Gavin Newsom says that if local water agencies don’t crack down harder on water usage, he’s going to start levying mandatory water restrictions all over the state.
The meetings of the California State Water Board are generally not very interesting. nor do they generate much news. Tuesday’s meeting may be different. The board will consider what Governor Gavin Newsom’s office calls a “ban on watering of non-functional turf” statewide at commercial and industrial sites, and as the Chronicle reports, the possibility of eventually levying mandatory water restrictions at every local water district in the state.
“Every water agency across the state needs to take more aggressive actions to communicate about the drought emergency and implement conservation measures,” Newsom said in a release about his Monday meeting with those local water agencies. “Californians made significant changes since the last drought but we have seen an uptick in water use, especially as we enter the summer months. We all have to be more thoughtful about how to make every drop count.”

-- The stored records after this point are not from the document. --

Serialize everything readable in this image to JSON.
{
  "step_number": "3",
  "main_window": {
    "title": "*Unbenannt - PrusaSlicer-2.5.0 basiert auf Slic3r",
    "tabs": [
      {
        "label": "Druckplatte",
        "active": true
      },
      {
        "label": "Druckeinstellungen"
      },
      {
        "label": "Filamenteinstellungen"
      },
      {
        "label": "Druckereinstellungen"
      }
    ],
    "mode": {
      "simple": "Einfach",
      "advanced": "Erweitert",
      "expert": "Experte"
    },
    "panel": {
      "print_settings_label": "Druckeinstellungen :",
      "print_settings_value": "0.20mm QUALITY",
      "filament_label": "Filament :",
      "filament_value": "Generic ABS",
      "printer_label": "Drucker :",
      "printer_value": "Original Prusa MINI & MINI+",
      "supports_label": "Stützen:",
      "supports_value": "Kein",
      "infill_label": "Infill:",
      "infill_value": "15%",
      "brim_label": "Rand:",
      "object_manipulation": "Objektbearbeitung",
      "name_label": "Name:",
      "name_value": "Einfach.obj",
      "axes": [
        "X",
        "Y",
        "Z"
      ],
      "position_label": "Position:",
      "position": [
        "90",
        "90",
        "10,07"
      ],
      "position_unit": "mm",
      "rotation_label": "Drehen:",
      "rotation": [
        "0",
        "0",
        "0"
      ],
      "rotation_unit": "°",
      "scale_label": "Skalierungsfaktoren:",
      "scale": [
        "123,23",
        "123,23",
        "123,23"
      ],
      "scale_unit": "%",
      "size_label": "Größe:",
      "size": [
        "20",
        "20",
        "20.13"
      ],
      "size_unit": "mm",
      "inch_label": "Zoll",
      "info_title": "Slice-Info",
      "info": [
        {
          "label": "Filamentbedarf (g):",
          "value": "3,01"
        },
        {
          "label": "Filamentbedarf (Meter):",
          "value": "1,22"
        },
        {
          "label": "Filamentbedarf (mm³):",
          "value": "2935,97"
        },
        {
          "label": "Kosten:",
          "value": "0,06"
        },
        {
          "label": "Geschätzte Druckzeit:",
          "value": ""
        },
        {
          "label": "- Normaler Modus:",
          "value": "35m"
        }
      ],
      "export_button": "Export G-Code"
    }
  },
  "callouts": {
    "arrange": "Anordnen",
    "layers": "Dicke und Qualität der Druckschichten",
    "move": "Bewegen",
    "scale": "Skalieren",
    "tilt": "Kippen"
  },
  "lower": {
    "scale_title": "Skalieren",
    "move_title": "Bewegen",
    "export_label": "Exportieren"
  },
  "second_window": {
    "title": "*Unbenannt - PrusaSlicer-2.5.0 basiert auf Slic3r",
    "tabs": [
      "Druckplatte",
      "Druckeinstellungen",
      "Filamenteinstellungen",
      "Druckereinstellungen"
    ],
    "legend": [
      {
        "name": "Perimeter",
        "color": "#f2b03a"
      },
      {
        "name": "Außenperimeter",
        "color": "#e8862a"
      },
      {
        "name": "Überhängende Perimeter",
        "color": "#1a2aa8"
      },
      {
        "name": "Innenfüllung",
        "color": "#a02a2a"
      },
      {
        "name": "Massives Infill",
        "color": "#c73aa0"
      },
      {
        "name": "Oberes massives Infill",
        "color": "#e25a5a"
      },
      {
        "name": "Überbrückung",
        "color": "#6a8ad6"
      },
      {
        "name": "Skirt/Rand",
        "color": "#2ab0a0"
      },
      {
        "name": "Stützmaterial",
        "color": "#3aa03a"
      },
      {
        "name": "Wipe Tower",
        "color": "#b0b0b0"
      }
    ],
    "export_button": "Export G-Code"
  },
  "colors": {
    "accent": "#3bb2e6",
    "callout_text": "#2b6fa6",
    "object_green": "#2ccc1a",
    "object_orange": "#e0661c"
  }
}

The ban on watering non-functional turf is pretty cut-and-dry (pardon the expression), it would go into effect June 10 if passed. This does not cover residential lawn watering, though several southwest California water districts have already banned residential lawn watering.
Newsom’s potential statewide restrictions are looking a little more opaque. The Associated Press reports that Newsom will “meet with the water agencies again in two months” to “reassess conservation progress" but explicit next steps were unclear.
California usually gets most of its rain in January through March, and obviously, we didn't get much this year. And after Newsom called on Californians to reduce their water usage by 15% last summer, the Bay Area managed to reduce its water use, but not even by 2%. Meanwhile, many parts of the state actually increased their water usage.
If you want to get a jump on this, and hopefully avoid the restrictions, the governor’s office recommends limiting your outdoor watering, taking shorter showers and not taking baths, using brooms instead of water hoses to clean patios and sidewalks, and washing fuller laundry loads instead of smaller loads.
Image: Office of the Governor